“There is a love that equals in its power the love of man for woman and reaches inwards as deeply. It is the love of a man or a woman for their world. For the world of their center where their lives burn genuinely and with a free flame.
The love of the diver for his world of wavering light. His world of pearls and tendrils and his breath at his breast. Born as a plunger into the deeps he is at one with every swarm of lime-green fish, with every colored sponge. As he holds himself to the ocean’s faery floor, one hand clasped to a bedded whale’s rib, he is complete and infinite. Pulse, power and universe sway in his body. He is in love.
The love of the painter standing alone and staring, staring at the great colored surface he is making. Standing with him in the room the rearing canvas stares back with tentative shapes halted in their growth, moving in a new rhythm from floor to ceiling. The twisted tubes, the fresh paint squeezed and smeared across the dry on his palette. The dust beneath the easel. The paint has edged along the brushes’ handles. The white light in a northern sky is silent. The window gapes as he inhales his world. His world: a rented room, and turpentine. He moves towards his half-born. He is in Love.
The rich soil crumbles through the yeoman’s fingers. As the pearl diver murmurs, ‘I am home’ as he moves dimly in strange water-lights, and as the painter mutters, ‘I am me’ on his lone raft of floorboards, so the slow landsman on his acre’d marl – says with dark Fuchsia on her twisting staircase, ‘I am home.”
― Mervyn Peake, Titus Groan
“Insanity is relative. It depends on who has who locked in what cage.”
― Ray Bradbury
Richardson, where I live, has an ambitious trail that bifurcates the city from North to South roughly along Highway 75 and the DART Red line – the Central Trail. However, one key spot near the north end of the trail has been pretty much useless for over a year due to all the construction at Alma and Greenville. Now all of that is headed into the home stretch (until something new pops up) and now, something really new is growing up out of the ground.
At first, most folks assumed it was a cell phone tower or other piece of infrastructure – but it actually is a huge work of art.
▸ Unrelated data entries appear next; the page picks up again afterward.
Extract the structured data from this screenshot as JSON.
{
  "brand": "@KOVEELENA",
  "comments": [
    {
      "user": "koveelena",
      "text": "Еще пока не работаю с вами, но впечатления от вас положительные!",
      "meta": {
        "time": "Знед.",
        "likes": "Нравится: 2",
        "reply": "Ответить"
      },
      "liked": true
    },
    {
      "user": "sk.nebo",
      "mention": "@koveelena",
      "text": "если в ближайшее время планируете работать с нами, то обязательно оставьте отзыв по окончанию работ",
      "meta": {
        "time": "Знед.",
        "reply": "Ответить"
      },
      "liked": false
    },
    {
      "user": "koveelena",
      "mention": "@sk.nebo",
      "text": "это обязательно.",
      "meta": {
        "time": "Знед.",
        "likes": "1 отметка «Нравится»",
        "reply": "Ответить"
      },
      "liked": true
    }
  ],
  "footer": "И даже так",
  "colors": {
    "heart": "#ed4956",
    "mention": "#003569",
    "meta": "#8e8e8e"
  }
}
From the city’s description:
An iconic art piece celebrating the history of the technology in Richardson will be installed late this summer just south of the Eastside development. The site at Greenville and Alma was specifically selected for a unique public art opportunity since it is a highly visible location, located at the center of the community and Telecom Corridor® area and is in close proximity to the Central Trail for pedestrians to enjoy. This public art installation corresponds to the goals set for the City’s Public Art Master Plan adopted in 2015.
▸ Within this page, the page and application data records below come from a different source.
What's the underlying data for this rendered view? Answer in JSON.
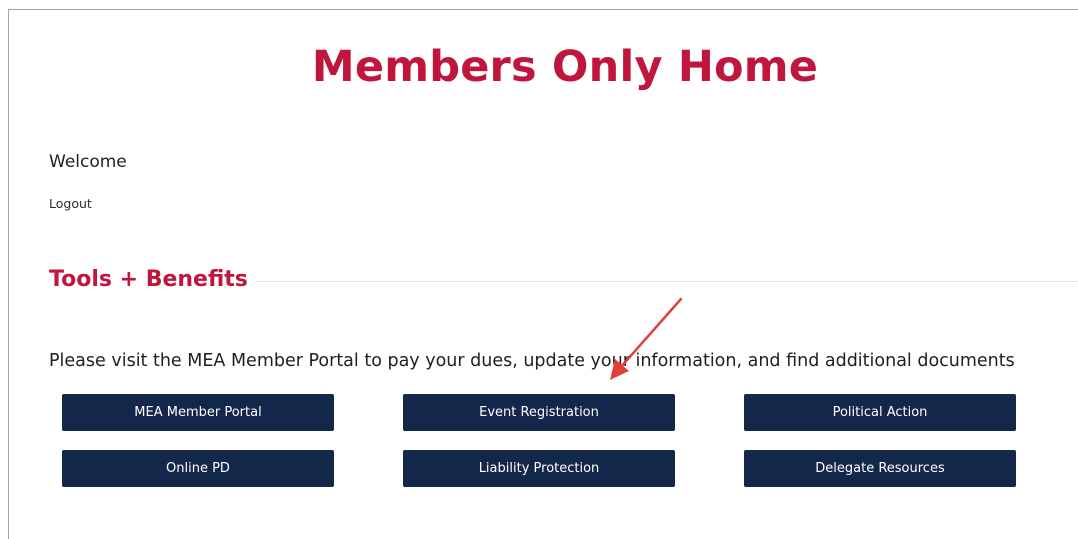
{
  "page": {
    "title": "Members Only Home",
    "welcome": "Welcome",
    "logout": "Logout"
  },
  "section": {
    "heading": "Tools + Benefits",
    "intro": "Please visit the MEA Member Portal to pay your dues, update your information, and find additional documents"
  },
  "buttons": [
    {
      "label": "MEA Member Portal"
    },
    {
      "label": "Event Registration"
    },
    {
      "label": "Political Action"
    },
    {
      "label": "Online PD"
    },
    {
      "label": "Liability Protection"
    },
    {
      "label": "Delegate Resources"
    }
  ],
  "colors": {
    "title": "#c0163e",
    "button_bg": "#12274a",
    "button_text": "#ffffff",
    "annotation_arrow": "#e0403a"
  }
}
The art piece features a lattice of crossing diagonal stainless steel cables on a galvanized carbon steel main structure supporting laminated dichroic glass elements. The glass elements suggest abstract ones and zeros, the basic building blocks of all things digital, which the artist and committee felt was fitting for a city with a high-tech identity.
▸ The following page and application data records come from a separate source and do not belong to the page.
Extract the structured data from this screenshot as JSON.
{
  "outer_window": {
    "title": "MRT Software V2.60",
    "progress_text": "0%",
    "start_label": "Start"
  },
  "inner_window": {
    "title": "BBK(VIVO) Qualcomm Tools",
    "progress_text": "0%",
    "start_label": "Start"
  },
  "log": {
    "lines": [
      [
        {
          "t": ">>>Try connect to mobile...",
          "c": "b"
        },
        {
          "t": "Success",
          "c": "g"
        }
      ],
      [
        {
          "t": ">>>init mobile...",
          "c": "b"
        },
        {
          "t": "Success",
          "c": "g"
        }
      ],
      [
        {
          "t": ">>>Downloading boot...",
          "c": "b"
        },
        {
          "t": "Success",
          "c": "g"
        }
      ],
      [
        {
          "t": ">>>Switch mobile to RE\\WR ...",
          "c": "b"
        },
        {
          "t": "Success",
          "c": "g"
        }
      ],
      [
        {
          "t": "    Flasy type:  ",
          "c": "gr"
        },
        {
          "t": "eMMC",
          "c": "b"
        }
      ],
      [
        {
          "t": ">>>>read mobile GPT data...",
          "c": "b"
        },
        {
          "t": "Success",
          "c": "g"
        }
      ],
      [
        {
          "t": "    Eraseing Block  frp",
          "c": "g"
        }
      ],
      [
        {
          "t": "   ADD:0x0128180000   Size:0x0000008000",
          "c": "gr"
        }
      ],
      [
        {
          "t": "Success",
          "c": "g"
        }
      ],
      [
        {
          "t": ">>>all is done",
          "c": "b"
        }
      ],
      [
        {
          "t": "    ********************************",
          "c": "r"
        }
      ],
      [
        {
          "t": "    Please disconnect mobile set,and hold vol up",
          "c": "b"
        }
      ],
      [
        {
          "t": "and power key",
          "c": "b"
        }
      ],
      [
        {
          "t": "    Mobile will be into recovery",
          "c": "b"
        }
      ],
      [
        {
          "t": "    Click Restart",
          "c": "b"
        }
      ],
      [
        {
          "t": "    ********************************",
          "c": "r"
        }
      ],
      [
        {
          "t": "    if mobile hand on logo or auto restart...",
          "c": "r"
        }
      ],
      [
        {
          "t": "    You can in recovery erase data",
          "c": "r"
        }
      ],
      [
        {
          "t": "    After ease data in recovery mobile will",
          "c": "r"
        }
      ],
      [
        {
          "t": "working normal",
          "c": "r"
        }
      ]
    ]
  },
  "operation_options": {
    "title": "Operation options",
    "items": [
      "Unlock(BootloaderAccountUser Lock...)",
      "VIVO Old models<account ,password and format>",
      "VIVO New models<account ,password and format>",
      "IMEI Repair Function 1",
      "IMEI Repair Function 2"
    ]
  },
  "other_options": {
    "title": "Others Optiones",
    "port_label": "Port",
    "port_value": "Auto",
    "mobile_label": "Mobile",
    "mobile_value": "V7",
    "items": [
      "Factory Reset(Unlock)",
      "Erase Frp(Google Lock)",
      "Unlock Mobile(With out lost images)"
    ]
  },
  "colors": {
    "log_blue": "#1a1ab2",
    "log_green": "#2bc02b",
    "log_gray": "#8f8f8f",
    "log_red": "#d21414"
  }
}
At first, I thought it looked like a giant frisbee golf goal. Now, I realize it looks more like the world’s largest set of tomato cages.
An now the vines are starting to climb up. Workers are out on a lift in the late summer stifling heat installing strings of colorful glass over the armature. I have no idea how much they will hang up – what it will look like when it is finished. At that point they will put in some landscaping (hopefully, a nice rest stop with some benches, shade, and water along the Central Trail). Eventually, all will be revealed, including the sculpture’s name.
We’ll see – if you are interested, stay tuned.
“Hundreds of butterflies flitted in and out of sight like short-lived punctuation marks in a stream of consciousness without beginning or end.”
― Haruki Murakami, 1Q84
In the City of New Orleans there is a fantastic arrangement of sculpture along Poydras Street. Walking down and back from my son’s apartment to the Running of the Bulls I took photos of a few of them that I’ll share with you.
“Black Butterfly” is an abstract aluminum sculpture completed four years after John T. Scott was awarded the MacArthur Genius Award. Scott’s work frequently displayed themes related to African-American life, particularly the rich Afro-Caribbean culture and musical heritage of New Orleans. See this sculpture on Poydras Street at O’Keefe.
“Of all ghosts the ghosts of our old loves are the worst.”
― Arthur Conan Doyle, The Memoirs Of Sherlock Holmes
“In the end, love wins. It does win. We know it wins. When a person dies, love isn’t turned off like a faucet. It is an amazingly resilient part of us.”
― J.K. Rowling